Stored data entries:
=== Begin Enclosure ===

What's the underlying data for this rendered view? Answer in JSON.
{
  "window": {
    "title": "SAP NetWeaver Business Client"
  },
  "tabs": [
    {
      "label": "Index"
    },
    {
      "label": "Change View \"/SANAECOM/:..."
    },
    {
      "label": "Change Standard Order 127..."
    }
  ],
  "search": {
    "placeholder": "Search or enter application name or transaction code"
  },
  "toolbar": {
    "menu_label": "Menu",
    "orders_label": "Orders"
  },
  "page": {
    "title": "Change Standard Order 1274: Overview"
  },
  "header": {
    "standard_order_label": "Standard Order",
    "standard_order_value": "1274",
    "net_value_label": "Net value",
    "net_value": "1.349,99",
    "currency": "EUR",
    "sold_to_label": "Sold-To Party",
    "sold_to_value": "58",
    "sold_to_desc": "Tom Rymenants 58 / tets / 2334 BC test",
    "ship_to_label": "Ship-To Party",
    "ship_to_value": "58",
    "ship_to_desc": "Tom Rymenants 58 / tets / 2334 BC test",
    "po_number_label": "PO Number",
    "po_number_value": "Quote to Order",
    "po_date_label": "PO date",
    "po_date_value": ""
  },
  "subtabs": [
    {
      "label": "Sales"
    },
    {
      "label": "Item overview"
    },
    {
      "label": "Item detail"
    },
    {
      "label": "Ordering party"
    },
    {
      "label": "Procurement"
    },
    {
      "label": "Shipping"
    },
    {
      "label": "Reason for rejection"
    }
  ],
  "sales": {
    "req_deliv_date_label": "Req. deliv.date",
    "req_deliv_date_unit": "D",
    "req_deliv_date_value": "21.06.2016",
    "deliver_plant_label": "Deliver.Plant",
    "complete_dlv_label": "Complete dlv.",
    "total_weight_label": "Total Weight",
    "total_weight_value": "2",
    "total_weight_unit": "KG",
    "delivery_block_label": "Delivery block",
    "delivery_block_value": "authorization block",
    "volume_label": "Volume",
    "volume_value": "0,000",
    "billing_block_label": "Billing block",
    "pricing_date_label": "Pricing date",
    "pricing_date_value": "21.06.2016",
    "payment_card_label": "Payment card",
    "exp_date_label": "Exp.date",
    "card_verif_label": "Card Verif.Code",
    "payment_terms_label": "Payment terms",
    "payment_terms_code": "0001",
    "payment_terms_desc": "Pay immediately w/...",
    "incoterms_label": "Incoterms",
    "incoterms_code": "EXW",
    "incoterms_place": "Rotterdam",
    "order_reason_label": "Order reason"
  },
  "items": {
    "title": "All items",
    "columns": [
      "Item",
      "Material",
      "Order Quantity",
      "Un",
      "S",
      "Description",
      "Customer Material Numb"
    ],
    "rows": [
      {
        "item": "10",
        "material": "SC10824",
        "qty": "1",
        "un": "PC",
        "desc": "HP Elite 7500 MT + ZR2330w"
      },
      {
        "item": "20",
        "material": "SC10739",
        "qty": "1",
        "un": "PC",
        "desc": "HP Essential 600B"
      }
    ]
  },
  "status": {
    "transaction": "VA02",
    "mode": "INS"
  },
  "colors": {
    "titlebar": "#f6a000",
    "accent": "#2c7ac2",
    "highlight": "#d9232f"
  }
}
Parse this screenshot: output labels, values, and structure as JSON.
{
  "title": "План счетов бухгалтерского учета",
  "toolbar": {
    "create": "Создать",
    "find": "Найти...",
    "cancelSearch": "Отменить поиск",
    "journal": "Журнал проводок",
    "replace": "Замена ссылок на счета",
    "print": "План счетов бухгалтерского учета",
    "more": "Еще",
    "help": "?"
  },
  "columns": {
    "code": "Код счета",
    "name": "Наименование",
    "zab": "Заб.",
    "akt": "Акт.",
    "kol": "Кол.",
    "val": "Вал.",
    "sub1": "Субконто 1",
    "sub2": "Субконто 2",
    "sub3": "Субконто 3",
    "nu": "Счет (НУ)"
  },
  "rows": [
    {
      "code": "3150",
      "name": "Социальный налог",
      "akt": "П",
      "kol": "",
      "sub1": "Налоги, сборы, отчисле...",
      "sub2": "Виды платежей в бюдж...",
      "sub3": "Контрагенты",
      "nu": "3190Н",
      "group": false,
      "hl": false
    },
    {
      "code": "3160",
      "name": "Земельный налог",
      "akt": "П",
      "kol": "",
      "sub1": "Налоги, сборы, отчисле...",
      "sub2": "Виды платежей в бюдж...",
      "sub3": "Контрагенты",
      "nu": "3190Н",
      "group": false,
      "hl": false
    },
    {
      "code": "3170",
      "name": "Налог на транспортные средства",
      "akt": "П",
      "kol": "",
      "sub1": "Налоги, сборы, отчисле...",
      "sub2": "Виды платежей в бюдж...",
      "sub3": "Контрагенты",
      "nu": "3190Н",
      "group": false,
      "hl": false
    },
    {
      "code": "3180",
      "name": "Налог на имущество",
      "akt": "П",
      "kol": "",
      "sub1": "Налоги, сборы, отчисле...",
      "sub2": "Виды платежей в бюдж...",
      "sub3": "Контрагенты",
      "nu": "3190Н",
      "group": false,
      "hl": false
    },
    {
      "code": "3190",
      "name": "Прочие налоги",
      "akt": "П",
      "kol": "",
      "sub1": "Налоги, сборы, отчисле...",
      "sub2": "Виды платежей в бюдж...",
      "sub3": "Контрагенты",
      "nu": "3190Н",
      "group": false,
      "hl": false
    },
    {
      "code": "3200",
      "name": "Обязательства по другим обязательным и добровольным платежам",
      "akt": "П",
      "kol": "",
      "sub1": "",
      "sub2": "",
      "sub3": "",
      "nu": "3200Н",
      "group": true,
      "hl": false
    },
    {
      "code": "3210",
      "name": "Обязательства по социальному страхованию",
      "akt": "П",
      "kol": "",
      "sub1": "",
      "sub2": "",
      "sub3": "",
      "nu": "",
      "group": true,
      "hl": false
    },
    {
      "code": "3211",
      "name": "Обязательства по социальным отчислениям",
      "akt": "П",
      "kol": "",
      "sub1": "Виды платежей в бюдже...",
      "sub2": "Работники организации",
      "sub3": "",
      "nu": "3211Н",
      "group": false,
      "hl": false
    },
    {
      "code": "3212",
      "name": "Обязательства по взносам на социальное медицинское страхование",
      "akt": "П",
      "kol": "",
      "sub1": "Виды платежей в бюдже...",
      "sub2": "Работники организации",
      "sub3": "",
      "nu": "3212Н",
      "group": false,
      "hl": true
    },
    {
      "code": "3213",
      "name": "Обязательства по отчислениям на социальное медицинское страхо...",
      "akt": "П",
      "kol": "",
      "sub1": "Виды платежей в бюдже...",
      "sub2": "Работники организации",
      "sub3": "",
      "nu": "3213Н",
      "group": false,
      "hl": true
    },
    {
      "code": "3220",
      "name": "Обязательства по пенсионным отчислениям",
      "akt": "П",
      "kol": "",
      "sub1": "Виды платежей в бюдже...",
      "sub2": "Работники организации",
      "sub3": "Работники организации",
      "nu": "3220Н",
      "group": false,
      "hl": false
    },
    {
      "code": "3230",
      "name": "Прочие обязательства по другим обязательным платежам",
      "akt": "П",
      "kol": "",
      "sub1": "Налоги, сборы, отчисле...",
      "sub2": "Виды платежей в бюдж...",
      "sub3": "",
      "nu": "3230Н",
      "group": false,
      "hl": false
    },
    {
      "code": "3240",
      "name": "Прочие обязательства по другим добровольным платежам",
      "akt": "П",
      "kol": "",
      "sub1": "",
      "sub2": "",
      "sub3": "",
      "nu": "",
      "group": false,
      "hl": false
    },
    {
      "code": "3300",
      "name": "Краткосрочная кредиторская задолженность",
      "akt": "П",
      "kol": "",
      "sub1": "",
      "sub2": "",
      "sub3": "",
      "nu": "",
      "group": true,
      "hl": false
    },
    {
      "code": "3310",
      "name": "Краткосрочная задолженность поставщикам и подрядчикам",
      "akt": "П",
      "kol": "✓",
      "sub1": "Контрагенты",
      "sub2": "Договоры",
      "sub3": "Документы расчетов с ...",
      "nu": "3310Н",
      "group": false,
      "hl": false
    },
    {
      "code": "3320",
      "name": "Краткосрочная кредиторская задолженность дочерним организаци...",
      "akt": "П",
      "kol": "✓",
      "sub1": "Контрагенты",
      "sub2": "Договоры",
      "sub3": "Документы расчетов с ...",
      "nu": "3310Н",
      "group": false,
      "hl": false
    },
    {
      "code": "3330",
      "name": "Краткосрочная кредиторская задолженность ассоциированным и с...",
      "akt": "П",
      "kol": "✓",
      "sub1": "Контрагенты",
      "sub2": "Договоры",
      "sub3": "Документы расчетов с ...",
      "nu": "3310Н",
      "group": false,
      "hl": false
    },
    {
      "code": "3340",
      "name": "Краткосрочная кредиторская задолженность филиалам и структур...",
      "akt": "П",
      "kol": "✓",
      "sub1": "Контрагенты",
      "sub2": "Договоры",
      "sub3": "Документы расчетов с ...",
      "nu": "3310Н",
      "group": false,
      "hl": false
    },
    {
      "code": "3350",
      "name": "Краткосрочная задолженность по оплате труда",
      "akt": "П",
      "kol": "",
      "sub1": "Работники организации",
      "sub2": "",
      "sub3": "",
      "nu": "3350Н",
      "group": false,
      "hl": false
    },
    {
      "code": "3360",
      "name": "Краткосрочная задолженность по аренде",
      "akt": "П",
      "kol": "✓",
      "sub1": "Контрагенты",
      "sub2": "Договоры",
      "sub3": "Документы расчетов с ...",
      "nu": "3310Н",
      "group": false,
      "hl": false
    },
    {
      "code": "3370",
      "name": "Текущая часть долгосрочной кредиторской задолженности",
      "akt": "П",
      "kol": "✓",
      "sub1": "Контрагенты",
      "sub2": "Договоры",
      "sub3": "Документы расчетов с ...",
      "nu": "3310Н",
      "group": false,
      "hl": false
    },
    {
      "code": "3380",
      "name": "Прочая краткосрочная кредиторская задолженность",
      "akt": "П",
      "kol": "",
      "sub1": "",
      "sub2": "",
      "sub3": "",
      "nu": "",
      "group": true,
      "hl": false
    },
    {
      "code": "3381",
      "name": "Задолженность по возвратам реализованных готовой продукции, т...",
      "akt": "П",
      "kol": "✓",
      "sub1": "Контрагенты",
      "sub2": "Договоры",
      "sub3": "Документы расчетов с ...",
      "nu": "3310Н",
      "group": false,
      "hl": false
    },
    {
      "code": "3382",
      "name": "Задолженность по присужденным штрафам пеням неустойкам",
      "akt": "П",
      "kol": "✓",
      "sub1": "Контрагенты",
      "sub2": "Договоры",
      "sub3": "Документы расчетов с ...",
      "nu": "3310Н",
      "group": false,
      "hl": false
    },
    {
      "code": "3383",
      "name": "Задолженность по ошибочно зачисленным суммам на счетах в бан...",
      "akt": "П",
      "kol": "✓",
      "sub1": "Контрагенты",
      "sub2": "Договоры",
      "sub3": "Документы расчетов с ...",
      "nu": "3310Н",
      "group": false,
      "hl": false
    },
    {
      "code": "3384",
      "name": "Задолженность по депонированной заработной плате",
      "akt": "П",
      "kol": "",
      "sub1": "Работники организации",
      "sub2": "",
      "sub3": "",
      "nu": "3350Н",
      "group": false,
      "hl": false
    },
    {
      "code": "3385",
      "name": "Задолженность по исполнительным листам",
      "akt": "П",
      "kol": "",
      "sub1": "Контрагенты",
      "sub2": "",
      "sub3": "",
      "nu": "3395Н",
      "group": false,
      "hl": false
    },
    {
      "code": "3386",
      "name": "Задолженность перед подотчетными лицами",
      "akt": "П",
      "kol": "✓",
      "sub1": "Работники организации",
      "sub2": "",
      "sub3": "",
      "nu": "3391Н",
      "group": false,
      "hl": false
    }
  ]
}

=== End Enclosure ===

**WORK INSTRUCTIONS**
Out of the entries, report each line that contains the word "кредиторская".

**RESPONSE TO THIS EXERCISE**
      "name": "Краткосрочная кредиторская задолженность",
      "name": "Краткосрочная кредиторская задолженность дочерним организаци...",
      "name": "Краткосрочная кредиторская задолженность ассоциированным и с...",
      "name": "Краткосрочная кредиторская задолженность филиалам и структур...",
      "name": "Прочая краткосрочная кредиторская задолженность",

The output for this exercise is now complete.